[[ SOURCE MATERIAL open ]]
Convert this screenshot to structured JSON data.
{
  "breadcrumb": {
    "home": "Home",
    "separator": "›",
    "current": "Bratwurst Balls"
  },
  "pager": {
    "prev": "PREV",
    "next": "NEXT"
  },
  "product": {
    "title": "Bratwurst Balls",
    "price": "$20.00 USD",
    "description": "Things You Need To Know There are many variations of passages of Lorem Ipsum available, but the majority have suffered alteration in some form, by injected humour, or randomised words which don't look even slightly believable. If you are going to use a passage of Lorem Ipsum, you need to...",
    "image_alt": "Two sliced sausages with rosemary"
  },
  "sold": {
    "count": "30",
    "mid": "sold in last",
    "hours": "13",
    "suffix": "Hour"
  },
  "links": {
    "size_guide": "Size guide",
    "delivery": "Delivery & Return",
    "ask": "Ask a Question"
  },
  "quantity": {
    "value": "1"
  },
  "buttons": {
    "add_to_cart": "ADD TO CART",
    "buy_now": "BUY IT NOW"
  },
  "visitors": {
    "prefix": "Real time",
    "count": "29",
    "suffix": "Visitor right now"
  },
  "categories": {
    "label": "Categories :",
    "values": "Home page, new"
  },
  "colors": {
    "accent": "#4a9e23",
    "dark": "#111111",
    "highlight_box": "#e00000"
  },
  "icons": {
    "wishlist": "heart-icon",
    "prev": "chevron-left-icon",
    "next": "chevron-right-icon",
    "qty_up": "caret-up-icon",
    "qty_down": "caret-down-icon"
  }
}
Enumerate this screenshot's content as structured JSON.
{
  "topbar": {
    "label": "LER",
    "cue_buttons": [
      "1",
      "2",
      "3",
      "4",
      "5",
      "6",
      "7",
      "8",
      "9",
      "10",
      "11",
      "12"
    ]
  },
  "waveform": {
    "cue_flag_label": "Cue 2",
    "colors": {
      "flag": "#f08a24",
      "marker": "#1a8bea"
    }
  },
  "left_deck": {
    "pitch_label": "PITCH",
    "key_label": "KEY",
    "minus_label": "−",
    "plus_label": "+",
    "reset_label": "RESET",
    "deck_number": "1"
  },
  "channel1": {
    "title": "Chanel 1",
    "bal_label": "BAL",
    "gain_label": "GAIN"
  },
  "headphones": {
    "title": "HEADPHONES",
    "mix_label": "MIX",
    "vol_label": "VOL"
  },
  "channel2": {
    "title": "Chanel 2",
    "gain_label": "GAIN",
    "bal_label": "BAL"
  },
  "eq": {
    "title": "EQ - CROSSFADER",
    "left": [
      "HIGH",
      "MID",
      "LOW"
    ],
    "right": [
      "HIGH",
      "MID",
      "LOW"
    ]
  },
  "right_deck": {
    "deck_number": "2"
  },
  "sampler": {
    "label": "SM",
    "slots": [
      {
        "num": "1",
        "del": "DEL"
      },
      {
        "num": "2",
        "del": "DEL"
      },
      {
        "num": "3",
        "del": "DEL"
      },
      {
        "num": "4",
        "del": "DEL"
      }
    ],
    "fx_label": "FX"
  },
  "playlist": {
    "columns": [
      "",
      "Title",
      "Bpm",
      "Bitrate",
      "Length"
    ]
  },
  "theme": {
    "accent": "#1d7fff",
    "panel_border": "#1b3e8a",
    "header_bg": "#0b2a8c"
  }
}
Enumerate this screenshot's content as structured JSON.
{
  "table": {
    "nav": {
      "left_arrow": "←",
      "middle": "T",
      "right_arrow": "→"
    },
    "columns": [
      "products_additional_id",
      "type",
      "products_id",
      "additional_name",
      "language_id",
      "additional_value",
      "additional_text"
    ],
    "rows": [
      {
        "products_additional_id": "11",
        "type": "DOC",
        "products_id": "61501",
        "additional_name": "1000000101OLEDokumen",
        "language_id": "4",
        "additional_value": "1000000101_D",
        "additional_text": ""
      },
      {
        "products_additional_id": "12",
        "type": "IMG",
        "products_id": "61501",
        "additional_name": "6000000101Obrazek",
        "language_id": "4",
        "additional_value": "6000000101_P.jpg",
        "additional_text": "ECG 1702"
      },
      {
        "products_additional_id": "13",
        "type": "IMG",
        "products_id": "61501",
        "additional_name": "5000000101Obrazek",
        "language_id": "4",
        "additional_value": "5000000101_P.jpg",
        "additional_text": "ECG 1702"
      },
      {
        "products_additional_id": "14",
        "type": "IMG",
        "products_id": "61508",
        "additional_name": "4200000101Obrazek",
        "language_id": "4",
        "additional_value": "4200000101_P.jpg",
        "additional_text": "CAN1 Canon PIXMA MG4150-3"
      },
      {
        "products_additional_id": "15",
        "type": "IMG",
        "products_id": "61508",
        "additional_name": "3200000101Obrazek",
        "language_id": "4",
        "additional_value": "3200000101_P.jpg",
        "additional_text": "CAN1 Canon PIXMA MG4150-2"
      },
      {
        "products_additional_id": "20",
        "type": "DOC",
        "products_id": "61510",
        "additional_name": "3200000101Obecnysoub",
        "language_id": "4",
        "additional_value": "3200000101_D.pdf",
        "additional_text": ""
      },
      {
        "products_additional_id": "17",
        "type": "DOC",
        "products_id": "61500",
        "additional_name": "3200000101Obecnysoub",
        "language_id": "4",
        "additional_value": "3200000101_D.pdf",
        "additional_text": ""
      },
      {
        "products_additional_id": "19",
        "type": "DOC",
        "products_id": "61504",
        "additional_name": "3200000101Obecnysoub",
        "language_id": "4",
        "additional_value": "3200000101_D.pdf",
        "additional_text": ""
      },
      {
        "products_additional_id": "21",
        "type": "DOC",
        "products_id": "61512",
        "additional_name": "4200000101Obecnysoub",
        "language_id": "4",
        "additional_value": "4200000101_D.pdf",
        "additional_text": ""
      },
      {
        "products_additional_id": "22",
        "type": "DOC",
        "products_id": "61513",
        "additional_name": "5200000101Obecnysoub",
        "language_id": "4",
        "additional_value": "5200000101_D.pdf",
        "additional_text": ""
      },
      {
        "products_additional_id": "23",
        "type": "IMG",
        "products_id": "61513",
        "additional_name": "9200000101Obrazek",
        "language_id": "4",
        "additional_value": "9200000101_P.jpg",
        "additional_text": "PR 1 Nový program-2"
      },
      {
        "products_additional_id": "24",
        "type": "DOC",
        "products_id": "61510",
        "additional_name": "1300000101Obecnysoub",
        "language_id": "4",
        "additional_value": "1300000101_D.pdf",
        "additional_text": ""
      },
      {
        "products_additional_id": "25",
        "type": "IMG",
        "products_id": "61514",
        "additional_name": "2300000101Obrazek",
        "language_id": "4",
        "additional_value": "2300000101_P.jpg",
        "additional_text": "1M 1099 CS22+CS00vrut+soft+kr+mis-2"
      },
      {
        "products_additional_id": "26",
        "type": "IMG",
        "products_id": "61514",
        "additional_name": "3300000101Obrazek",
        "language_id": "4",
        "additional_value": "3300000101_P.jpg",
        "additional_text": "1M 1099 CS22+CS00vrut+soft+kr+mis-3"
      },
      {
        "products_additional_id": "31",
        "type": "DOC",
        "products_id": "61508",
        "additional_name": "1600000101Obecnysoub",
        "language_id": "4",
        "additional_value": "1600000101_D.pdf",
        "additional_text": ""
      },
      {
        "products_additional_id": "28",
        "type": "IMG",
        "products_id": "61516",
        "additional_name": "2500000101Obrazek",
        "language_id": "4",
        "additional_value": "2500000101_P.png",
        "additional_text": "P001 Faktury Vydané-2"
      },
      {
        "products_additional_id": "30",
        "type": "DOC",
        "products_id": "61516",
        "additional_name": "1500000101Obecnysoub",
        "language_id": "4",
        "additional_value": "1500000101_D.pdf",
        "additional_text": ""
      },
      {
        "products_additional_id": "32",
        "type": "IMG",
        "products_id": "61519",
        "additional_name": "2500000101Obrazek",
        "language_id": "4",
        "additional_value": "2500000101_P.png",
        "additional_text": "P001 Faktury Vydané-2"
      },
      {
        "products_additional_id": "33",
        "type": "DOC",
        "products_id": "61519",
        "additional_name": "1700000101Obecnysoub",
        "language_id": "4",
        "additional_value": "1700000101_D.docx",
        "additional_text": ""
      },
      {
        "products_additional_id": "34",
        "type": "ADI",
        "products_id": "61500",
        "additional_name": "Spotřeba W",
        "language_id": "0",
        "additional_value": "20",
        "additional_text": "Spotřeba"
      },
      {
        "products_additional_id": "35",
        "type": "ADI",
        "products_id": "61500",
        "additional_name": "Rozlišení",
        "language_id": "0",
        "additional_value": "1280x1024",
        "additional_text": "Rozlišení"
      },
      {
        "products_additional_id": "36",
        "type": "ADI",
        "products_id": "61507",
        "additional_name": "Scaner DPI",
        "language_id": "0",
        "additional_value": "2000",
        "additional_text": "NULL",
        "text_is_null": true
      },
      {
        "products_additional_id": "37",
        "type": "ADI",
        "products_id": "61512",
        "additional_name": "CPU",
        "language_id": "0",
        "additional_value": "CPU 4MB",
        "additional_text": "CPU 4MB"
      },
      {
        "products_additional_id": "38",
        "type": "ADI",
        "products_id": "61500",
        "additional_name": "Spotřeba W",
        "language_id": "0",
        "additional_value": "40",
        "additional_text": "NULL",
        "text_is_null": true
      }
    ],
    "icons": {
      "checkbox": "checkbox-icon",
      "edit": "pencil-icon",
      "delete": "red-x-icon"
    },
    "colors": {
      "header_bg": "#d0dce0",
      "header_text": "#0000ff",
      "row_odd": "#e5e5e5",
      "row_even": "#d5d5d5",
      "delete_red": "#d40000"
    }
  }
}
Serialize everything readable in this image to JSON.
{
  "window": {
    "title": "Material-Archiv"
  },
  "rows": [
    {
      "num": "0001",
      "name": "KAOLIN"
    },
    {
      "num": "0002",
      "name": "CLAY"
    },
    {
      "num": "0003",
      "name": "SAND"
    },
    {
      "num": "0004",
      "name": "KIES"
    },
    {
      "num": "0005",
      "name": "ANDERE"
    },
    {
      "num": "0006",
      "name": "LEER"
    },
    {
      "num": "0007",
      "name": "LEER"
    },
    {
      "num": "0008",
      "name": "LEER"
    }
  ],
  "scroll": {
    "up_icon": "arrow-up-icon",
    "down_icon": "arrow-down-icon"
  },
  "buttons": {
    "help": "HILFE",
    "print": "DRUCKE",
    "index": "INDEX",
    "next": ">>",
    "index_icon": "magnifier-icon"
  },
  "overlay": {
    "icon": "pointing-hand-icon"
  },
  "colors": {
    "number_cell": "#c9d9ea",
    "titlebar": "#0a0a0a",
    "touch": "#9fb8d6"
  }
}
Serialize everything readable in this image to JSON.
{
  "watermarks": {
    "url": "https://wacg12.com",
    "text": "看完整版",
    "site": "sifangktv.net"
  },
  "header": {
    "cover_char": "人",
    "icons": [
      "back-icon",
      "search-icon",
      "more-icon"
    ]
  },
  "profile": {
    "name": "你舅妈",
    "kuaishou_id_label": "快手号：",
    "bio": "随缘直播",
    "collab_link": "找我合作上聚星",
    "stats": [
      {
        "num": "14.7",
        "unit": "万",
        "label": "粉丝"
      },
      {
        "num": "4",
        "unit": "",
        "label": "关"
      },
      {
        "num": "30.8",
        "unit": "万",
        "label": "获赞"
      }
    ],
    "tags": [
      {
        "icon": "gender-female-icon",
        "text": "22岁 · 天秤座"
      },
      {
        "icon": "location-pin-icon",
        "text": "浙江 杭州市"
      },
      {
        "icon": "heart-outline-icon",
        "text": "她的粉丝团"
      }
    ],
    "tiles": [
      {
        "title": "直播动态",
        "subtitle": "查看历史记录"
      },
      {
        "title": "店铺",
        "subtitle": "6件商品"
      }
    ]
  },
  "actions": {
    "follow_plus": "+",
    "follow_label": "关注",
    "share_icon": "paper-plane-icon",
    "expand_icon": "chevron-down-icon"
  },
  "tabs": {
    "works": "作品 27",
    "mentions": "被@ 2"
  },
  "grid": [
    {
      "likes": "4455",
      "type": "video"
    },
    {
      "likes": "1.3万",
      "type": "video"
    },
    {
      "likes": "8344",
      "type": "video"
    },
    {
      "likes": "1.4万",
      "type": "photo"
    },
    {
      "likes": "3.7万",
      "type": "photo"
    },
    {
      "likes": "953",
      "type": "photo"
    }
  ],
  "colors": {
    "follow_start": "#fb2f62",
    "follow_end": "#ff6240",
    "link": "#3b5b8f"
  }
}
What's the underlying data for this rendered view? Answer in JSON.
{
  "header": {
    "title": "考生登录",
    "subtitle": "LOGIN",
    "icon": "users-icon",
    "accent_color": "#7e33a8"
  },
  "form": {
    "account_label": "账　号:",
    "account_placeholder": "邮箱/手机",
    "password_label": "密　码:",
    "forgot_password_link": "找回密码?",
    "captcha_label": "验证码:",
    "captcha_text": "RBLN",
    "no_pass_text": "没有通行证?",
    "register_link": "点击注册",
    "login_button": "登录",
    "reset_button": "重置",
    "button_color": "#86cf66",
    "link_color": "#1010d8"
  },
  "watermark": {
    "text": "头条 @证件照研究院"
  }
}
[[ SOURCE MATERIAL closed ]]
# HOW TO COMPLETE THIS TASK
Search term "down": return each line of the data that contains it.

# ANSWER TO THIS EXERCISE
    "qty_down": "caret-down-icon"
    "down_icon": "arrow-down-icon"
    "expand_icon": "chevron-down-icon"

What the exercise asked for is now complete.